The month of Ramadan is here - a month of fasting, spirituality and charity. In this blog post, we’re delving into how Ramadan can impact your relationship with food, and more specifically, how it can exacerbate or result in disordered eating.
Ramadan and Weight Loss
In Ramadan, Muslims abstain from eating and drinking from sunrise to sunset and typically have two meals per day: a pre-dawn meal before the fasting hours commence, and a meal at sunset once the fasting hours have been completed. This means Muslims may be fasting for long hours each day, depending on the geographic location and time of year.
In the UK this year, fasting hours are roughly between 14.5 to 16.5 hours (an increase in time is experienced throughout the month, as the days are getting longer).
During the fasting hours, the body will first use the food eaten at the pre-dawn meal for energy. However, once this has been depleted, the body will then progress into breaking down its carbohydrate and fat stores. If nutritional intake during non-fasting hours is not enough to replenish energy lost during the fasting period, weight loss can occur.
Ramadan and Restricting Intake
Overly restricting food intake for the purpose of controlling weight is an example of a disordered eating behaviour. For some, losing weight after fasting can feel rewarding, which may serve to exacerbate the tendency to avoid food and drink even after Ramadan.
From my own personal experience, your community can then amplify this further. Ramadan has almost become known as ‘the month to lose weight’ and members of the community often congratulate you on any weight lost during Ramadan. This can be particularly harmful as it reinforces the ideology that restricting intake is good and losing weight or being ‘thin’ is something to celebrate. It can also lead to an increased fixation or preoccupation with weight. Soon, the intentions for fasting blur between doing so for your faith, to doing it to lose weight.
It’s important to note that wishing to reduce your weight during Ramadan is not ‘bad’. Ramadan is a time for cleansing, breaking bad habits and building good ones. Therefore, it’s an excellent opportunity to re-assess eating habits and adopt healthier dietary or lifestyle behaviours. You may choose to minimise your intake of takeaways, cakes or chocolate, and increase your consumption of fruits homemade meals.
Keep in mind that developing strict food rules or overly limiting food intake in order to lose weight can negatively impact your relationship with food and be harmful to you. For instance, over-restriction can result in nutritional deficiencies which leave you feeling tired and weak. You may also find it difficult to concentrate, which can impact your quality of life. Additionally, persistently over restricting dietary intake can lead to the development of eating disorders, such as Anorexia Nervosa.
Ramadan and Bingeing
For many Muslims, Iftar is a time for families to gather and feast together once the fast is ‘opened’ at sunset - a concept that has become the norm for many. A wide selection of foods are present at the table, including fried foods such as samosas, dumplings and pakoras, as well as sweet desserts, like jalebi, trifles, kheer, etc. This makes resisting the temptation to overindulge very challenging.
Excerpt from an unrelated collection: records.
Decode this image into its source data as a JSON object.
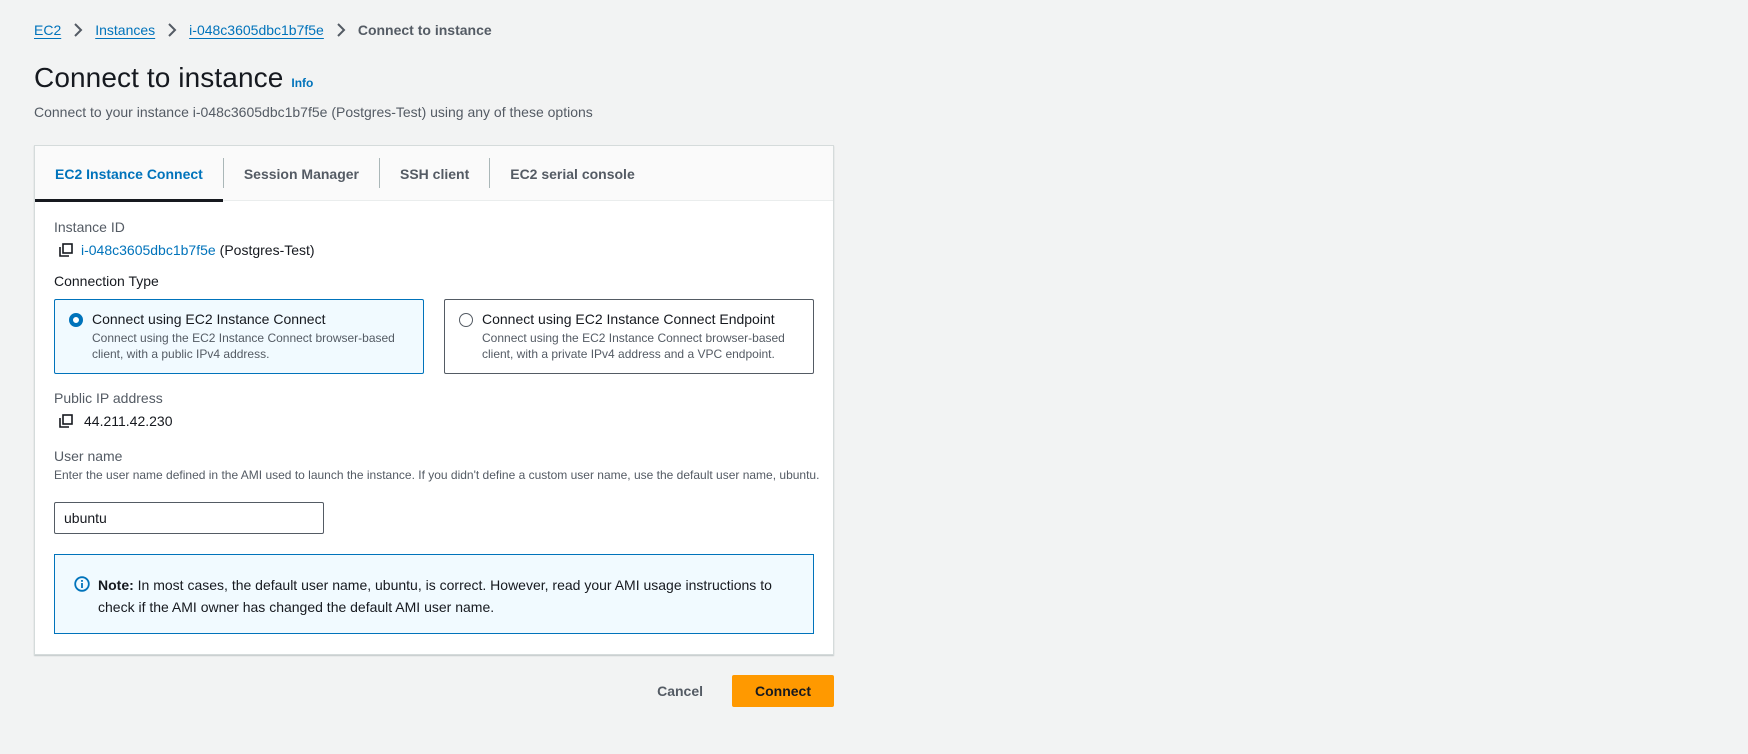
{
  "breadcrumb": {
    "items": [
      {
        "label": "EC2"
      },
      {
        "label": "Instances"
      },
      {
        "label": "i-048c3605dbc1b7f5e"
      }
    ],
    "current": "Connect to instance"
  },
  "header": {
    "title": "Connect to instance",
    "info_label": "Info",
    "description": "Connect to your instance i-048c3605dbc1b7f5e (Postgres-Test) using any of these options"
  },
  "tabs": [
    {
      "label": "EC2 Instance Connect",
      "active": true
    },
    {
      "label": "Session Manager",
      "active": false
    },
    {
      "label": "SSH client",
      "active": false
    },
    {
      "label": "EC2 serial console",
      "active": false
    }
  ],
  "instance": {
    "label": "Instance ID",
    "id": "i-048c3605dbc1b7f5e",
    "name": "(Postgres-Test)"
  },
  "connection_type": {
    "label": "Connection Type",
    "options": [
      {
        "title": "Connect using EC2 Instance Connect",
        "desc_line1": "Connect using the EC2 Instance Connect browser-based",
        "desc_line2": "client, with a public IPv4 address.",
        "selected": true
      },
      {
        "title": "Connect using EC2 Instance Connect Endpoint",
        "desc_line1": "Connect using the EC2 Instance Connect browser-based",
        "desc_line2": "client, with a private IPv4 address and a VPC endpoint.",
        "selected": false
      }
    ]
  },
  "public_ip": {
    "label": "Public IP address",
    "value": "44.211.42.230"
  },
  "username": {
    "label": "User name",
    "description": "Enter the user name defined in the AMI used to launch the instance. If you didn't define a custom user name, use the default user name, ubuntu.",
    "value": "ubuntu"
  },
  "note": {
    "bold": "Note:",
    "text": " In most cases, the default user name, ubuntu, is correct. However, read your AMI usage instructions to check if the AMI owner has changed the default AMI user name."
  },
  "actions": {
    "cancel_label": "Cancel",
    "connect_label": "Connect"
  },
  "colors": {
    "link": "#0073bb",
    "primary_button": "#ff9900",
    "background": "#f2f3f3"
  }
}
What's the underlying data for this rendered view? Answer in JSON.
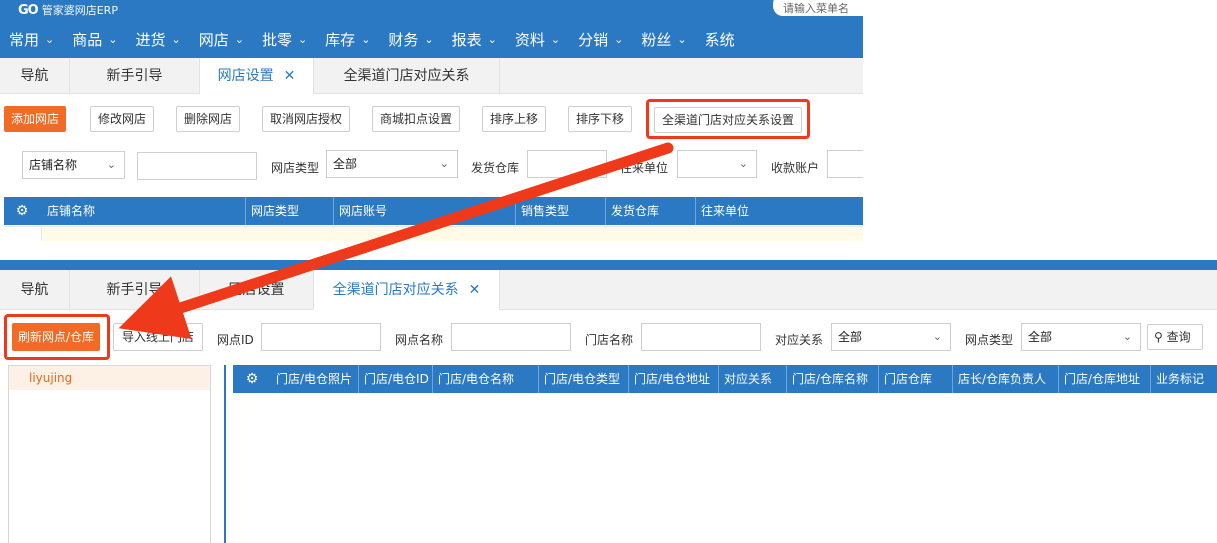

Avoiding food throughout the day and then overindulging in it later on can evoke difficult feelings such as shame and guilt, and trigger or sustain disordered eating habits. This may mean that individuals resort to purging in efforts to suppress these emotions and avoid weight gain. This cycle of bingeing followed by purging can be addictive as it causes individuals to experience a ‘high’, which can become a habit.
Ramadan is best experienced in the company of your loved ones, and opening your fasts with your family around the table is a place where often the best memories are created. In order to not jeopardise this, practising ‘mindful eating’ can help prevent overindulgence. Taking the time to eat slowly allows you to enjoy your food more and enables you to realise when you are full. Listening to your body's cues and recognising when you feel hungry or full is equally as important!
Unfortunately, fasting conceals disordered eating very well and often goes unnoticed as all of our eating behaviours change - the timings of when we eat, the types of food we consume, and the fact that it is normal to eat much less than what we typically do. If you feel that you need support regarding disordered eating or healthy eating advice, please do not hesitate to get in contact with CityDietitians for expert help.
Individuals who are ill can be exempt from fasting. This includes those who are not just physically ill but also those with mental health conditions. It may therefore be useful to seek advice from a religious figure such as an Imam or Islamic Scholar.
For information on Disordered Eating and its causes and symptoms please see my previous blog post.